This was me when I first became interested in changing my lifestyle. However, I hired a personal trainer to teach me new things. Then I hired a coach to map out all my workouts for me. I took what I was taught and ran (no pun intended) with it.

Also, the use of technology has helped me tremendously when it comes to working out. YouTube makes it like everyone has a personal trainer in their pocket. Now I’m much more comfortable in the gym. I have a good idea about what I’m doing, alternatives if something goes wrong and an overall good sense of knowledge and self-efficacy.

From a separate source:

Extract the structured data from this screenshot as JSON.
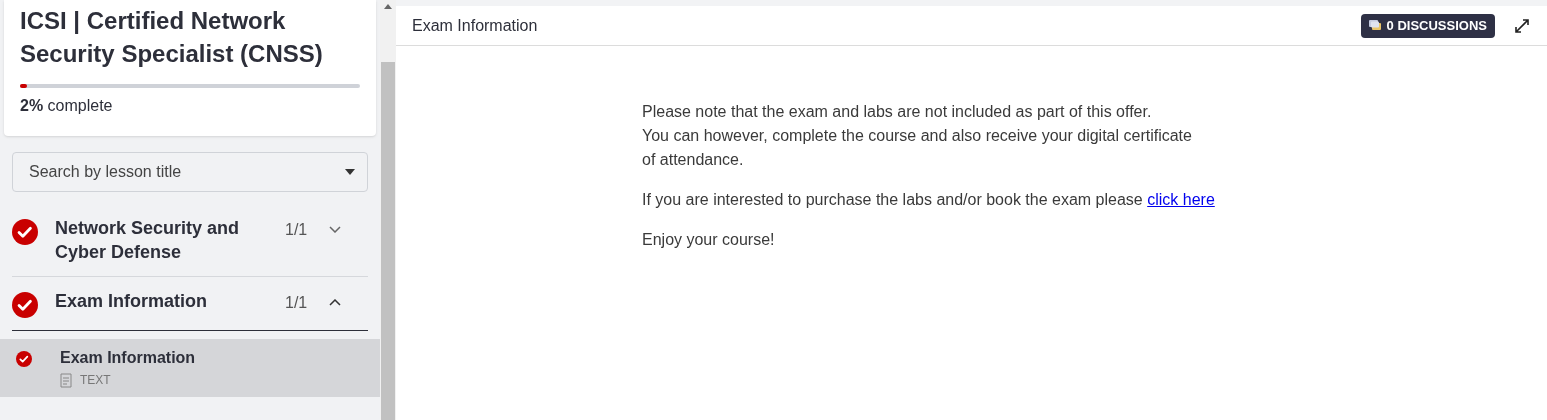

However, this sense of comfortably takes a long time to get to and a lot of hard work. I started at one of the end of the spectrum and am no where near the other end, just inching toward it slowly. This motivates me to go to the gym more. When people are intimidated or do not feel like they know what they’re doing (low self-efficacy), they less willing or excited to go and do something. It’s a domino affect in this scenario. The more you know what you’re doing at the gym … the more motivation you have to go to the gym, … the more you actually go to the gym … the more results you see. This in turn motivates you even more to continue to workout because it appears it’s working – again, resulting in higher self-efficacy. The motivation effects, discussed in the “Social Cognitive Theory of Mass Communication” and “Self-Efficacy,” readings, in the social cognitive theory are the driving force behind making big life changes, especially physically. This also resembles the cognitive process also mentioned in “Self-Efficacy.” “The stronger the perceived self-efficacy, the higher the goal challenges people set for themselves and the firmer is their commitment to them.”

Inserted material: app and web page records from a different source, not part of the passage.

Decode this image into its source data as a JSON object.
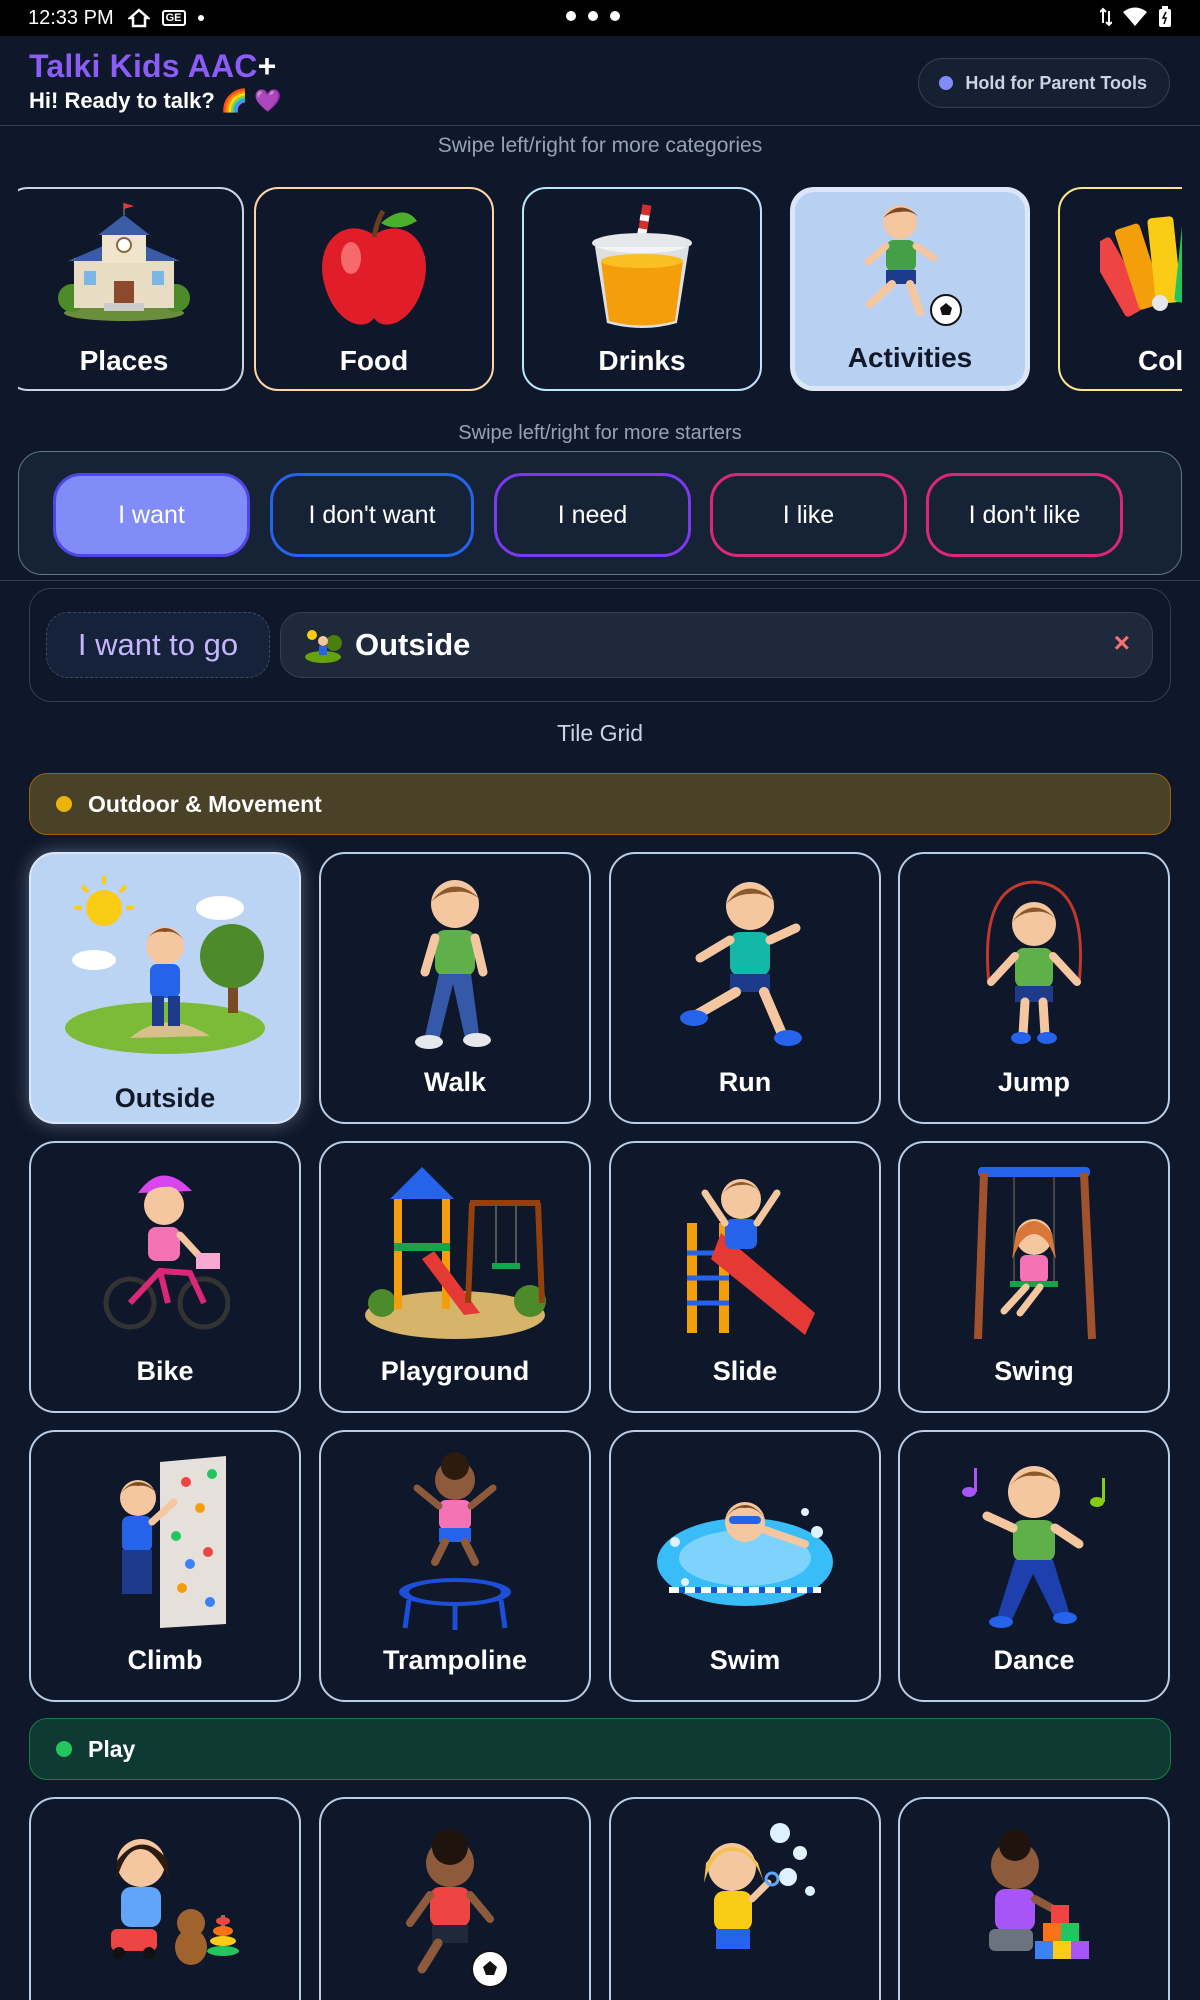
{
  "status_bar": {
    "time": "12:33 PM",
    "ge_label": "GE"
  },
  "header": {
    "title": "Talki Kids AAC",
    "title_plus": "+",
    "greeting": "Hi! Ready to talk? 🌈 💜",
    "parent_button": "Hold for Parent Tools"
  },
  "categories": {
    "hint": "Swipe left/right for more categories",
    "items": [
      {
        "label": "Places",
        "icon": "school-building-icon"
      },
      {
        "label": "Food",
        "icon": "apple-icon"
      },
      {
        "label": "Drinks",
        "icon": "juice-cup-icon"
      },
      {
        "label": "Activities",
        "icon": "soccer-kid-icon",
        "active": true
      },
      {
        "label": "Col",
        "icon": "color-swatch-icon"
      }
    ]
  },
  "starters": {
    "hint": "Swipe left/right for more starters",
    "items": [
      {
        "label": "I want",
        "active": true,
        "color": "#4f46e5"
      },
      {
        "label": "I don't want",
        "color": "#2563eb"
      },
      {
        "label": "I need",
        "color": "#7c3aed"
      },
      {
        "label": "I like",
        "color": "#db2777"
      },
      {
        "label": "I don't like",
        "color": "#db2777"
      }
    ]
  },
  "sentence": {
    "starter": "I want to go",
    "word": "Outside",
    "word_icon": "outside-icon",
    "clear": "×"
  },
  "grid": {
    "title": "Tile Grid",
    "groups": [
      {
        "name": "Outdoor & Movement",
        "color": "#eab308",
        "tiles": [
          "Outside",
          "Walk",
          "Run",
          "Jump",
          "Bike",
          "Playground",
          "Slide",
          "Swing",
          "Climb",
          "Trampoline",
          "Swim",
          "Dance"
        ],
        "selected": "Outside"
      },
      {
        "name": "Play",
        "color": "#22c55e",
        "tiles": [
          "",
          "",
          "",
          ""
        ]
      }
    ]
  }
}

Josh’s experiment in the documentary of the pods I think is exactly what the internet is now. One of the women in the video said, “There was a real sense of freedom even though you’re also chained by the concept of being watch.” I think people feel they are free to say and do whatever they want on social media, hiding behind the keyboard. I do think the concerns of the internet have been realized, but I do not think people will change or care. However, I think most people almost consider it like a virtual reality, not real life. That’s the way people in the pods started to feel – “detached” from themselves. I think the people who loved being watched in the experiment are like people today who love to have thousands of followers and post obsessively on social media sites. “Everyone wants their 15 minutes of fame,” quoted in the documentary. I think that’s true when it comes to the internet. However, I do not find this to be true when it comes to my job. I always joke the camera attracts the crazies or is like the black plague – more often like the plague and clears out a room quickly.

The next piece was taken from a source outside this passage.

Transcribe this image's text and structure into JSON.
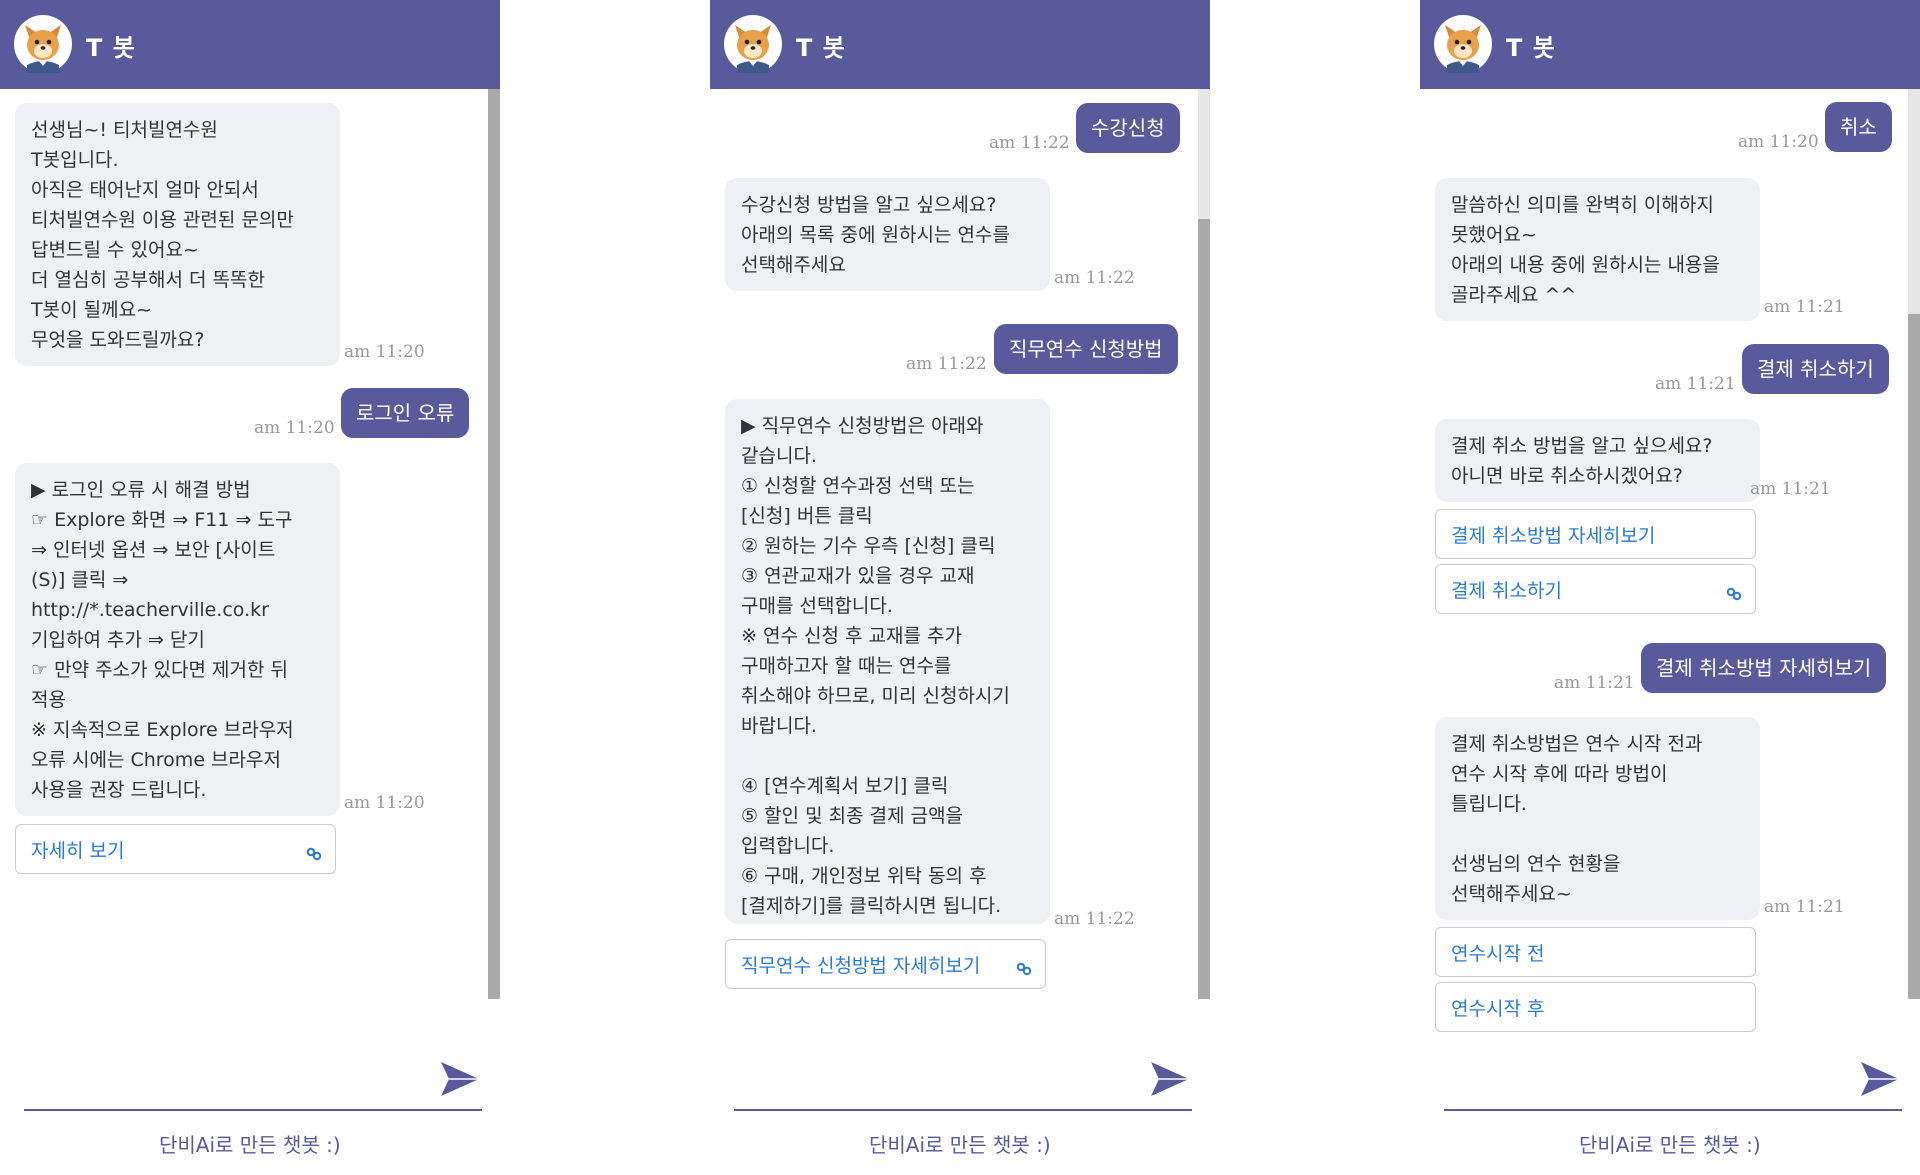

The fact this was the first “reality” TV show makes me feel differently about reality tv shows. I never thought about reality TV shows in the way it’s put in the title “living in public.” I think the “Real World” emulated this concept. However, I also think when Josh put the cameras in his home, it was almost like Facebook Live now – being able to watch something in real time and interact directly with those in front of the lens.

Josh I think is the social cognitive theory in real-life form. He literally put people in one room and observed their social interactions and experiences. Outside of that, he created an opportunity for the outside world to observe this group of people’s social interactions and behaviors. Josh’s self-efficacy was at an all-time high, I think, throughout the experiment in the bunker and when his relationship was going well in his own “Living In Public” world. But once the cops raided the bunker, and the relationship went south, Josh went through a depression. His self-efficacy crashed, hitting a low and not knowing what to do with himself. So what do most normal people do? Go to Ethiopia. Okay, maybe not. But Josh did. I think most people when they hit that low self-efficacy have a motivational process and try and find something or somewhere else to go to get their life back on track.

However, I will never look at Gilligan’s Island, or clowns (not that I liked them before) the same.